(Beginning of Provided records)

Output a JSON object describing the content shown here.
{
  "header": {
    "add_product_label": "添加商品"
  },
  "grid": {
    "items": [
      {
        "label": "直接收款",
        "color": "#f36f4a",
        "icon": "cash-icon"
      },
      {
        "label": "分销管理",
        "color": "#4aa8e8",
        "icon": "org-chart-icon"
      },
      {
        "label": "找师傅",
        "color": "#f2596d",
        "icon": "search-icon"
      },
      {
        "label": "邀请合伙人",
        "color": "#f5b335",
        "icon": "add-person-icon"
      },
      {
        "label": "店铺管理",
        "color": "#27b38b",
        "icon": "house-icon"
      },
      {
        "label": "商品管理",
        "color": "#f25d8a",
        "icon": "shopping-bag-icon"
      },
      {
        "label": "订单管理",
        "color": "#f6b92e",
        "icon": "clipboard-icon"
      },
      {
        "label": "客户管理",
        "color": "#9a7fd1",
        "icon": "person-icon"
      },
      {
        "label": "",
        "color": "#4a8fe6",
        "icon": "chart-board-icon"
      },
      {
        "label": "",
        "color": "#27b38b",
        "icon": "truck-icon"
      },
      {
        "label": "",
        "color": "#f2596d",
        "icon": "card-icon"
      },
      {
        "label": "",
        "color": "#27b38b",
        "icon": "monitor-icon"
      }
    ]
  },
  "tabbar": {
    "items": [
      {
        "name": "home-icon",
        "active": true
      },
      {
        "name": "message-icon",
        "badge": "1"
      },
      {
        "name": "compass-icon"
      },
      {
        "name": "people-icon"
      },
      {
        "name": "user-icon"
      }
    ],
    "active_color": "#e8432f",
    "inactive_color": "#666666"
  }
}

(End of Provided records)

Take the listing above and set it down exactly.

## Problem solution
Output a JSON object describing the content shown here.
{
  "header": {
    "add_product_label": "添加商品"
  },
  "grid": {
    "items": [
      {
        "label": "直接收款",
        "color": "#f36f4a",
        "icon": "cash-icon"
      },
      {
        "label": "分销管理",
        "color": "#4aa8e8",
        "icon": "org-chart-icon"
      },
      {
        "label": "找师傅",
        "color": "#f2596d",
        "icon": "search-icon"
      },
      {
        "label": "邀请合伙人",
        "color": "#f5b335",
        "icon": "add-person-icon"
      },
      {
        "label": "店铺管理",
        "color": "#27b38b",
        "icon": "house-icon"
      },
      {
        "label": "商品管理",
        "color": "#f25d8a",
        "icon": "shopping-bag-icon"
      },
      {
        "label": "订单管理",
        "color": "#f6b92e",
        "icon": "clipboard-icon"
      },
      {
        "label": "客户管理",
        "color": "#9a7fd1",
        "icon": "person-icon"
      },
      {
        "label": "",
        "color": "#4a8fe6",
        "icon": "chart-board-icon"
      },
      {
        "label": "",
        "color": "#27b38b",
        "icon": "truck-icon"
      },
      {
        "label": "",
        "color": "#f2596d",
        "icon": "card-icon"
      },
      {
        "label": "",
        "color": "#27b38b",
        "icon": "monitor-icon"
      }
    ]
  },
  "tabbar": {
    "items": [
      {
        "name": "home-icon",
        "active": true
      },
      {
        "name": "message-icon",
        "badge": "1"
      },
      {
        "name": "compass-icon"
      },
      {
        "name": "people-icon"
      },
      {
        "name": "user-icon"
      }
    ],
    "active_color": "#e8432f",
    "inactive_color": "#666666"
  }
}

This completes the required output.